    " This book did a really good job of detailing the information of the crime and interwining it with the personalities of the people involved. This balance made for an effectively compelling narrative. It did not dwell on the gory details nor did it ignore them. I am coming to realize that I like the crime genre a lot and this is a good example of it. "

  • 3 out of 53 out of 53 out of 53 out of 53 out of 5 Danielle | 1/14/2014

    " A little wordy but overall an interesting read. It combines all my must-read criteria/interests: NY history, real-life murder mystery and the history of publishing. "

  • 4 out of 54 out of 54 out of 54 out of 54 out of 5 Stephanie | 12/14/2013

    " Very interesting and informative about New York in 1897. Learned a lot of historical facts about American during the Gilded Age and tabloid wars. "

  • 5 out of 55 out of 55 out of 55 out of 55 out of 5 Shannon Burrows | 11/24/2013

    " Ah, back on track....trying to fit in reading and homework and life... "

  • 4 out of 54 out of 54 out of 54 out of 54 out of 5 Sueroberts123 | 11/23/2013

    " If you like Erik Larson's books (well sourced, history that reads like fiction), you will enjoy this book. Covers a strange murder case in NYC and state of journalism at the time. "

  • 3 out of 53 out of 53 out of 53 out of 53 out of 5 Lacy Phillips | 11/12/2013

    " Interesting for its historical information. "

  • 5 out of 55 out of 55 out of 55 out of 55 out of 5 Brent Burch | 9/9/2013

    " A great page turner from start to finish. A little too descriptive about the actual crime, but fascinating to see, that even in the late 1800's, the police could still put all this circumstantial evidence together and get the guy responsible. "

  • 4 out of 54 out of 54 out of 54 out of 54 out of 5 Jack Black | 8/17/2013

    " Fun read.
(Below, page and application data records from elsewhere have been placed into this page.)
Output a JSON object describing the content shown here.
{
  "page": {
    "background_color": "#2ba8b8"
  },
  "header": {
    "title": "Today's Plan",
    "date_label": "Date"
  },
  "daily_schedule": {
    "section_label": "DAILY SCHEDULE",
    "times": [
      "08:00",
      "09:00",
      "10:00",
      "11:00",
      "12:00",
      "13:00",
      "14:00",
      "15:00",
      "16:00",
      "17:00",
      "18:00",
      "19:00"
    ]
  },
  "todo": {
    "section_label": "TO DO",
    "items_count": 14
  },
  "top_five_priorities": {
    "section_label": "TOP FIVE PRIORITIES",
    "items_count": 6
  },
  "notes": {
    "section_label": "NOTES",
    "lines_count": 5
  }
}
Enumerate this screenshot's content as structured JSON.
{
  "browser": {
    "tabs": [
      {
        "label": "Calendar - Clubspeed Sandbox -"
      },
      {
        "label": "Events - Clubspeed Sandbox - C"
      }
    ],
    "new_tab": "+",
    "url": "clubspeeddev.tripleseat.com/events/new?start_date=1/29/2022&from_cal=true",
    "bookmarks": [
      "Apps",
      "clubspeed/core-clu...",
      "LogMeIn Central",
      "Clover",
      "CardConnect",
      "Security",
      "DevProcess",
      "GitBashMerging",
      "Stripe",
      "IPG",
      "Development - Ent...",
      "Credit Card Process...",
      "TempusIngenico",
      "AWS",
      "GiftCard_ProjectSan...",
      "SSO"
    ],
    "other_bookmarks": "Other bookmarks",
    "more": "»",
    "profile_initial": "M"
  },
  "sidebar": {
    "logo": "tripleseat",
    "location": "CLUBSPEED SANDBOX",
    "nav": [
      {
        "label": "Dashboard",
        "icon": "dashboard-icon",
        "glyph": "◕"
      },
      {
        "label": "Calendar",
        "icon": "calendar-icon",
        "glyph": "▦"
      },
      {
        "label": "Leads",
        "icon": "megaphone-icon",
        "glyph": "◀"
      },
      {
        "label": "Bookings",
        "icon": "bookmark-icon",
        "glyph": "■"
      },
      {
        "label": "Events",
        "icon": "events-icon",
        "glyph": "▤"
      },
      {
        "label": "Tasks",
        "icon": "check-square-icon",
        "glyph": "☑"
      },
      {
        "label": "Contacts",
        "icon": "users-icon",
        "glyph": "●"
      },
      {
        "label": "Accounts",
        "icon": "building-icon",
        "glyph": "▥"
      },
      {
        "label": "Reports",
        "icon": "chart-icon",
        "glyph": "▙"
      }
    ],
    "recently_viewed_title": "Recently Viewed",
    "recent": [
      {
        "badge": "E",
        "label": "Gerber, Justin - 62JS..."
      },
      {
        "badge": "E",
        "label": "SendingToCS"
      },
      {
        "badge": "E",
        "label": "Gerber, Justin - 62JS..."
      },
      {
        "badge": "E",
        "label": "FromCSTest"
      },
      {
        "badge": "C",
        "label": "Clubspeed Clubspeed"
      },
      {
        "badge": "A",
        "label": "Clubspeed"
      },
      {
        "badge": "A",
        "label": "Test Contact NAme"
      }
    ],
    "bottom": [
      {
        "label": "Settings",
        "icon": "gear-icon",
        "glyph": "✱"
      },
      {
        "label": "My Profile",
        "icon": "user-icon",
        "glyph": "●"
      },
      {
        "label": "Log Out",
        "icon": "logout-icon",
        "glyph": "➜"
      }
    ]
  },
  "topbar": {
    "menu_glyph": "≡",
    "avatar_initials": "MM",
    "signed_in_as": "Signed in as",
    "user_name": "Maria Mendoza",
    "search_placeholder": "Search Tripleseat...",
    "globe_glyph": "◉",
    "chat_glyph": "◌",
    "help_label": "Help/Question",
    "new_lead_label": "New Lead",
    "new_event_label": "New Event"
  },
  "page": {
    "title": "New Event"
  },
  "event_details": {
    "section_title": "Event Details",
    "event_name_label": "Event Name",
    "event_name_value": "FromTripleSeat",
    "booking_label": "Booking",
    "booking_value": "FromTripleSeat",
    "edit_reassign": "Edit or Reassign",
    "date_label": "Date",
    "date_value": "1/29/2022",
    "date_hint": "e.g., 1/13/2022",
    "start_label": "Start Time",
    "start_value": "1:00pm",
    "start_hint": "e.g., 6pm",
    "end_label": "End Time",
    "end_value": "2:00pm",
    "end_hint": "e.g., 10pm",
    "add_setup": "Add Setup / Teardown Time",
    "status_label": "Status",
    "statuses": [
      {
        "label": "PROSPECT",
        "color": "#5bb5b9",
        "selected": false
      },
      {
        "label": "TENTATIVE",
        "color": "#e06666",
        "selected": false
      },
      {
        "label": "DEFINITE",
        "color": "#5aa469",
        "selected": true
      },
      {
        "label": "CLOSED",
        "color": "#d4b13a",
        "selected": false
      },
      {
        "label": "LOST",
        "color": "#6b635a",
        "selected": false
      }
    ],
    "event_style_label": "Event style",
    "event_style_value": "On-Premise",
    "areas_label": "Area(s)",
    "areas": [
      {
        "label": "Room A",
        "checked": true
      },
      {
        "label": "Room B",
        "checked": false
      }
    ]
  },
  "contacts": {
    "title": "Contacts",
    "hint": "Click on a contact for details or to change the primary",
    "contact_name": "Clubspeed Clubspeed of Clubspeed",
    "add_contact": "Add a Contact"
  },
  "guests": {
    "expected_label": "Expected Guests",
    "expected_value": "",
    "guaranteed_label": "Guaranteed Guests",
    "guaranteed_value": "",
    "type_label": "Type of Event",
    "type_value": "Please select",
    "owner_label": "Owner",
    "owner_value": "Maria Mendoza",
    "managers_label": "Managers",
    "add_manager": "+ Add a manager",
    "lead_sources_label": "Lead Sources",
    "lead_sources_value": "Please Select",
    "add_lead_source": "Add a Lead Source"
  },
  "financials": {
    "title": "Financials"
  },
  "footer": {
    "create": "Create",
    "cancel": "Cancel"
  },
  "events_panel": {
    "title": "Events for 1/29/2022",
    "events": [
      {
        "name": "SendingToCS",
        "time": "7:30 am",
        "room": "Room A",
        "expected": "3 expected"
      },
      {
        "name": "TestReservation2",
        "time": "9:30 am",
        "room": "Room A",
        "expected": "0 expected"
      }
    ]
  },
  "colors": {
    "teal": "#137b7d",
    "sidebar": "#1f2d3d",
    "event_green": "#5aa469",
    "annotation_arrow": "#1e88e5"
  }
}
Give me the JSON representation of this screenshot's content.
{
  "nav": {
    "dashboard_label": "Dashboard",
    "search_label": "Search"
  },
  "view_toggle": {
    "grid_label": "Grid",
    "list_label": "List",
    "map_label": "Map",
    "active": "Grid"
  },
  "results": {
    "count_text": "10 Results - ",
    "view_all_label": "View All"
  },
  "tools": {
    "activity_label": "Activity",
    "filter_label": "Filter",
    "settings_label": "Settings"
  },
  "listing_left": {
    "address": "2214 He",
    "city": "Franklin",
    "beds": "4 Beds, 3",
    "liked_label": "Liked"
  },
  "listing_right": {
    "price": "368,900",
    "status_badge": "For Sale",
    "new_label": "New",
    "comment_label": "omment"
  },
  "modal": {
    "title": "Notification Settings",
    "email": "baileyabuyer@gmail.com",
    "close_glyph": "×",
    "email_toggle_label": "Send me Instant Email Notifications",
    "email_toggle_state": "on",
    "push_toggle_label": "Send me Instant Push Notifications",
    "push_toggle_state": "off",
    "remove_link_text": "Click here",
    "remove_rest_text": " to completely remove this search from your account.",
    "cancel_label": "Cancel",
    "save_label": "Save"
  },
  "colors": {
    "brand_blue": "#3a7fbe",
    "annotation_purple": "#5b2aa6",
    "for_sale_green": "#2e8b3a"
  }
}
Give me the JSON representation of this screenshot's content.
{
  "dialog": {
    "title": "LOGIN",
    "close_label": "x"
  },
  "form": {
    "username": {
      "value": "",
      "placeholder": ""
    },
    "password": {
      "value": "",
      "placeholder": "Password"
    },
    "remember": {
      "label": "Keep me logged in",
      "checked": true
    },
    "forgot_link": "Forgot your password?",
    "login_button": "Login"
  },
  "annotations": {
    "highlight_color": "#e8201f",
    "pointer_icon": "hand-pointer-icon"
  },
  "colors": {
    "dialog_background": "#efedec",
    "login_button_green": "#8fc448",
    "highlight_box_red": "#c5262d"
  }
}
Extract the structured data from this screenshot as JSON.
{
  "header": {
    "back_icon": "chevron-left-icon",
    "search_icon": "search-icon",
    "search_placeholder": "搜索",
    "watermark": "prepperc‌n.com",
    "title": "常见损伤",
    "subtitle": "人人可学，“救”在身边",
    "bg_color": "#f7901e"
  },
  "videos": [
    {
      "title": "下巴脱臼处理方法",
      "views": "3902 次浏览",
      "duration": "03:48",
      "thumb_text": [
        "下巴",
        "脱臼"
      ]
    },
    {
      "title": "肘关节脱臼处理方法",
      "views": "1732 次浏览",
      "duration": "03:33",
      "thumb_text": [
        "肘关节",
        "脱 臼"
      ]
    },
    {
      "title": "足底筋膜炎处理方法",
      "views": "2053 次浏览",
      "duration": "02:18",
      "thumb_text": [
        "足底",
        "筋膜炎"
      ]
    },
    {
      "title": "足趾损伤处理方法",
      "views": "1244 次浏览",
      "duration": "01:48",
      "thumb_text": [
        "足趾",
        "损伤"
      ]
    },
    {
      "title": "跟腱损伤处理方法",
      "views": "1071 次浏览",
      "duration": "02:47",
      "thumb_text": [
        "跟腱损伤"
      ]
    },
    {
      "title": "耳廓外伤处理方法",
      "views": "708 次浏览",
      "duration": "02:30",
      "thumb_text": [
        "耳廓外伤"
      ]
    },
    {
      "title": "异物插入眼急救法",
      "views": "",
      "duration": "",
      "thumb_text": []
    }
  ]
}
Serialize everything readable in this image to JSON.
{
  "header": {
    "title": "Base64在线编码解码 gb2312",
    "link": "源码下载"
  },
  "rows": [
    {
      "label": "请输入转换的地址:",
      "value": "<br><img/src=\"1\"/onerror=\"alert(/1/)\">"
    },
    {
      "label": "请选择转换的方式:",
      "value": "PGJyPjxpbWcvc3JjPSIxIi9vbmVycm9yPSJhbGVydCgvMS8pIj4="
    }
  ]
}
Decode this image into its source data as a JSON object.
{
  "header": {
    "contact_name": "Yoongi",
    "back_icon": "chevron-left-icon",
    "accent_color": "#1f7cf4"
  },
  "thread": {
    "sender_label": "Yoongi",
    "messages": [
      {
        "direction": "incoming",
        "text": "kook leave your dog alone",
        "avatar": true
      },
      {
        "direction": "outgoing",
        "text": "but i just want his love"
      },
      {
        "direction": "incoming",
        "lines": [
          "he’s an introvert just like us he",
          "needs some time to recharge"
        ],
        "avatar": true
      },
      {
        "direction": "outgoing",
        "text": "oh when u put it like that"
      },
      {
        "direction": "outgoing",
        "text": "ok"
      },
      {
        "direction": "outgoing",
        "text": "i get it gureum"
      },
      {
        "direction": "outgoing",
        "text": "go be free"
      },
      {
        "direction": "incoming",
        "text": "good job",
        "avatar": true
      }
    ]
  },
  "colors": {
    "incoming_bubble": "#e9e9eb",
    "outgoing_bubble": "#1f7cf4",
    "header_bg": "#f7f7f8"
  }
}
More about the war between the various newspapers at the time than about the murder. But enough information on both to keep you engaged. Paul Collins is a great writer. One of my favorite books by him is "The Three-penny house". "

  • 4 out of 54 out of 54 out of 54 out of 54 out of 5 Robert | 6/11/2012

    " Excellent book on an infamous murder and the newspaper wars of Pulitzer and Hearst. "

Write a Review
What is FlexPass?
  • Your first audiobook is just $5.95
  • Over 90% are at or below $12.95
  • "LOVE IT" guarantee
  • No time limits or expirations